Marc Bartra has somehow found himself in a bit of a footballing no man’s land at Barcelona. While he isn’t entirely expendable just yet, he also hasn’t made the desired in-roads into the first XI.
A horrific personal performance in the Spanish Supercup against Athletic Bilbao has probably put paid to his first team aspirations for now.
Even Thomas Vermaelen has come into his own post-injury and will supercede the young Catalan. As such, one has to ask the question…what next for Marc Bartra?
SIGN UP NOW
Want to become a GMS writer? Sign up now and submit a 250-word test article: https://gms.to/haveyoursay4
At 24, arguably the youngster needed to have broken into the senior side on a regular basis by now. In fairness to this particular La Masia graduate, he’s never really done anything wrong. He just hasn’t done enough right.
He has been given every opportunity to stake his claim for a more permanent residency but hasn’t quite hit the heights required.
With a whole host of Premier League clubs after his signature during the summer, Bartra had the perfect opportunity to break free from the chains and start anew.
He chose to stay with the Catalans but then set about fluffing his lines at the first opportunity. Luis Enrique doesn’t have time for passengers and in many respects Barca are victims of their own recent success.
You can’t possibly argue with four Champion’s League titles in nine years. There is no equal in the modern era.
Once Gerard Pique is back from his ban, it’s entirely possible that Bartra once again finds himself as the fifth choice centre-back behind Jeremy Mathieu, Pique, Mascherano and Vermaelen.
To that end, it would be entirely correct that the player would serve the club notice that he intended to ply his trade elsewhere.

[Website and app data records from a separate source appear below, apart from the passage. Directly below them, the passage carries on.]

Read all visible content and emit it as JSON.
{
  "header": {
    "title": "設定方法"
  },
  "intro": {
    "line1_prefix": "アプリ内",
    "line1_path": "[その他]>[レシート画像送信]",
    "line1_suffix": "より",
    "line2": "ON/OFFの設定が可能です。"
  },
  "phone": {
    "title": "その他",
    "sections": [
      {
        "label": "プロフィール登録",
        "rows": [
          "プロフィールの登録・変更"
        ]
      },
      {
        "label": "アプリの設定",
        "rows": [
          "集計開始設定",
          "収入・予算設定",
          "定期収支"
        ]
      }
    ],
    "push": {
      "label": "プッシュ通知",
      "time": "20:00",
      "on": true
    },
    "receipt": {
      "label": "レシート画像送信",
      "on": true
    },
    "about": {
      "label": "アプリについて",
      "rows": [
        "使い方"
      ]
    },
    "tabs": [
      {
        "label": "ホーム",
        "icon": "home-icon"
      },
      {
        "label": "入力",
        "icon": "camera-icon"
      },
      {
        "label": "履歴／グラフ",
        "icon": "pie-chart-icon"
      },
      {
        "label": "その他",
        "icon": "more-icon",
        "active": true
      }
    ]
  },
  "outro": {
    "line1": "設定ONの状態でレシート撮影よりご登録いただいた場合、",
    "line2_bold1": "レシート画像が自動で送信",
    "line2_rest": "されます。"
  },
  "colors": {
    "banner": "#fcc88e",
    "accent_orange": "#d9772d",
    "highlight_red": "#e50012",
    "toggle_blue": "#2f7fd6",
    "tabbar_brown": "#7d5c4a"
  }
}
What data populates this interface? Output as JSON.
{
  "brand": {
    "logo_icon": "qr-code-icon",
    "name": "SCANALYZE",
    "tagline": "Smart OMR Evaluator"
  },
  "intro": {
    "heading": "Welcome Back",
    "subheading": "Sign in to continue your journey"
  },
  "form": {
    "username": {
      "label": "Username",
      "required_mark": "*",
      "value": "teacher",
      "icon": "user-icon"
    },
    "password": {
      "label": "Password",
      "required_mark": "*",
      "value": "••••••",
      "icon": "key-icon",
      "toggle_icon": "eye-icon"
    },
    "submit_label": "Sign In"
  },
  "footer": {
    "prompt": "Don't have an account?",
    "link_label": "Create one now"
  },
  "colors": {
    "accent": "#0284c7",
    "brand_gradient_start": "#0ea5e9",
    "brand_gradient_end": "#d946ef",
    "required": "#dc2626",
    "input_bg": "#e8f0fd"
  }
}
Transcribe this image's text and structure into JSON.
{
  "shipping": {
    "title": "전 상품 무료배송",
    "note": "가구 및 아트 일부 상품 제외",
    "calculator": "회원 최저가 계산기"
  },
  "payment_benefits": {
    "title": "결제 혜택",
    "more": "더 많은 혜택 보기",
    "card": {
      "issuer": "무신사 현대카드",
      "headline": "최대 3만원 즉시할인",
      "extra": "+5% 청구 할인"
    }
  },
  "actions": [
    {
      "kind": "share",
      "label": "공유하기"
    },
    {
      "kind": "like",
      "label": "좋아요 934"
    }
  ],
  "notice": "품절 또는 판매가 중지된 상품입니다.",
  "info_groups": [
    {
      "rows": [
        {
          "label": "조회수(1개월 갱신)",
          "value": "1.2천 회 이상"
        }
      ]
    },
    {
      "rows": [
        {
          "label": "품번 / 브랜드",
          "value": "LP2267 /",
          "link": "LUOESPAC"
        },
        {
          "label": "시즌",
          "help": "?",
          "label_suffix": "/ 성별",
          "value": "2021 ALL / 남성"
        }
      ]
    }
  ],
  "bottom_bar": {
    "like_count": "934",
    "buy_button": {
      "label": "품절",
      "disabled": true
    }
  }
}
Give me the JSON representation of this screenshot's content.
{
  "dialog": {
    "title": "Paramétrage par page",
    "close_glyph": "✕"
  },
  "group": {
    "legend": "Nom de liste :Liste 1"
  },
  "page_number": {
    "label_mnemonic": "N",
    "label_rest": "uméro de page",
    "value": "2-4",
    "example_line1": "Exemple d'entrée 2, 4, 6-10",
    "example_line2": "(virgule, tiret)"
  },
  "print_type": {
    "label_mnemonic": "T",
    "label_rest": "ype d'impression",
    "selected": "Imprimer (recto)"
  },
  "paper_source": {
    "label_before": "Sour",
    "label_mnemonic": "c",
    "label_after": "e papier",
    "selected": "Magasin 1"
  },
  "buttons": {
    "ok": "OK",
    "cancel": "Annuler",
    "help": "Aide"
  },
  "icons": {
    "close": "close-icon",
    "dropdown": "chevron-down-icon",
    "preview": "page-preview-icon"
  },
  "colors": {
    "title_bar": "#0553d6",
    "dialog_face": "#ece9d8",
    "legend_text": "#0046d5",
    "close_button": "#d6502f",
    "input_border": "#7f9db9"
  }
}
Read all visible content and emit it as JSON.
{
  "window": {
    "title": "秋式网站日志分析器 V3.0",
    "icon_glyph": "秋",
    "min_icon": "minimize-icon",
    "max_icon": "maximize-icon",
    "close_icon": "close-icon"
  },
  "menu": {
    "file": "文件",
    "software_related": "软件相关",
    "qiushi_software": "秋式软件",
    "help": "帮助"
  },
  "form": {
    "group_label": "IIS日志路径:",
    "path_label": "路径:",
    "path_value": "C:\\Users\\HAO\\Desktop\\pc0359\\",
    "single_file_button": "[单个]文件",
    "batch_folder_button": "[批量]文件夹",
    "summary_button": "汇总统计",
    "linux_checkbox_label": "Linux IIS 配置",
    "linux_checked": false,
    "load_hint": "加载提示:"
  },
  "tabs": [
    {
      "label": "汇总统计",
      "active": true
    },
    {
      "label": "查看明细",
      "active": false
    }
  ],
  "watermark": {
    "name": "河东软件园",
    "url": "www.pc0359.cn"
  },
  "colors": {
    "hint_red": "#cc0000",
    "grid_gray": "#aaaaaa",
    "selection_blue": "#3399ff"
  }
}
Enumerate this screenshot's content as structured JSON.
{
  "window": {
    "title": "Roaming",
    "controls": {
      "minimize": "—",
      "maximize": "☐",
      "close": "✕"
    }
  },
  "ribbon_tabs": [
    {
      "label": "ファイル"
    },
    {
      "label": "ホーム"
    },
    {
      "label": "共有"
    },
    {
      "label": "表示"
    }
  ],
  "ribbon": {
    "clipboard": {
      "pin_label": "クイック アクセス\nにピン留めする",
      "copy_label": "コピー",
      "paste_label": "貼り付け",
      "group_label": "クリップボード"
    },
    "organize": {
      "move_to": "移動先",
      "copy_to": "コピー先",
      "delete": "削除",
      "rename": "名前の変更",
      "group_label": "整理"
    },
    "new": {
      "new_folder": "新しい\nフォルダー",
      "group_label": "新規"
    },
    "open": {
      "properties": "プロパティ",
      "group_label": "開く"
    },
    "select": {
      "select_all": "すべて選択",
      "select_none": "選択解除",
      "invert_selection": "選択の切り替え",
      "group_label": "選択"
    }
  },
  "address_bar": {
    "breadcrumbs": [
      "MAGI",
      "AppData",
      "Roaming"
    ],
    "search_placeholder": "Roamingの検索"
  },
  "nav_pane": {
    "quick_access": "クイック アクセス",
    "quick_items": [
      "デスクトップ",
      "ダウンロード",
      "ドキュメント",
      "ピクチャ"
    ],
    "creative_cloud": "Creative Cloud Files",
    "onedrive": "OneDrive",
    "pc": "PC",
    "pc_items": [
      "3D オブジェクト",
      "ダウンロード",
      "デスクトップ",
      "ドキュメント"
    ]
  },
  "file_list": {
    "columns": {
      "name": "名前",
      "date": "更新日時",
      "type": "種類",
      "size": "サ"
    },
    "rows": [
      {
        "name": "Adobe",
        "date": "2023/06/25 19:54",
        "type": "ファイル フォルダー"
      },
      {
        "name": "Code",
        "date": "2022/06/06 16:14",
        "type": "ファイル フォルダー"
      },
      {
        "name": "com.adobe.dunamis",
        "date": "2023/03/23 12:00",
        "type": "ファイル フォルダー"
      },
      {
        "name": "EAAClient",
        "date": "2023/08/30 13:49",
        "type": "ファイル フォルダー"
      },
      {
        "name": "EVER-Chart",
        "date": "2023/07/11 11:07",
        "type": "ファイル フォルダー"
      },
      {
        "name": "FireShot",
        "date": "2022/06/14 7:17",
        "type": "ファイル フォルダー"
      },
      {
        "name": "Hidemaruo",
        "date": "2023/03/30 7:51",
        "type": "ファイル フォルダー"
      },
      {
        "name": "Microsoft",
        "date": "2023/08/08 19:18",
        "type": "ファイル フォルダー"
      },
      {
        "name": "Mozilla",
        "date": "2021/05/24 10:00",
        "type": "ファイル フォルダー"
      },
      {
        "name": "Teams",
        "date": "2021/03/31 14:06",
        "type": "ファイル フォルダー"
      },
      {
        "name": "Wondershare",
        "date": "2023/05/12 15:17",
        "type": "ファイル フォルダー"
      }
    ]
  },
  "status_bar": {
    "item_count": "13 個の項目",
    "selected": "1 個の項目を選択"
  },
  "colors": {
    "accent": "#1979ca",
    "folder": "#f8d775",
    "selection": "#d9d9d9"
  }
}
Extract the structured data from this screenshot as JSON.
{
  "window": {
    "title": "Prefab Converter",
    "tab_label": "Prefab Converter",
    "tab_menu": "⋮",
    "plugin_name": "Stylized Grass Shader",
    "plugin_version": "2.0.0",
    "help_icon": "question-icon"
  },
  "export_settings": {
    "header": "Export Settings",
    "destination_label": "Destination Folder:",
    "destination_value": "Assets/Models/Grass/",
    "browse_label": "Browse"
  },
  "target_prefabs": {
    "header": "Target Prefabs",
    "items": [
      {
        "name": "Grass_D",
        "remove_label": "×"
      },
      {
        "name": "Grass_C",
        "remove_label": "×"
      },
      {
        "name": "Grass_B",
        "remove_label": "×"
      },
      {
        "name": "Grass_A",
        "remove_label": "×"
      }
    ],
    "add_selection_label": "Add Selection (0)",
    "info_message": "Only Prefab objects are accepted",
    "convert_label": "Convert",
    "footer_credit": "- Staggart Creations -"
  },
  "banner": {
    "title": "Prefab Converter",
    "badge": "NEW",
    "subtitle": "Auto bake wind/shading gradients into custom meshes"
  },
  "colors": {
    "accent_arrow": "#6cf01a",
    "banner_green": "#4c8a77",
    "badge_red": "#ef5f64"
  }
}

In all likelihood, the January transfer window represents a window of opportunity which Bartra has to grasp with both hands if the status quo remains the same. His colleague at Barca B, Martin Montoya, recently accepted the inevitable.
Rather than failure on their part, a move elsewhere is progression. Why bother staying at a club where you pick up your salary each week but don’t justify it? It’s an intolerable situation which benefits nobody, least of all the player himself.
If Bartra were to stay for one more transfer window, there’s a high likelihood that he will be castigated for a lack of ambition. Accused of taking the easy option. That perhaps a lack of personal belief underscores a reticence to move forward professionally.
Indeed, such accusations are only to be expected, given the offers on the table. It would be another watershed moment for La Masia if Bartra were to move on, but a man’s liberty should not be denied him.
Damned if he does move, damned if he doesn’t. What a shame that Marc Bartra’s story isn’t unique.
Do YOU want to write for GiveMeSport? Get started today by signing-up and submitting an article HERE: https://www.givemesport.com/writeforgms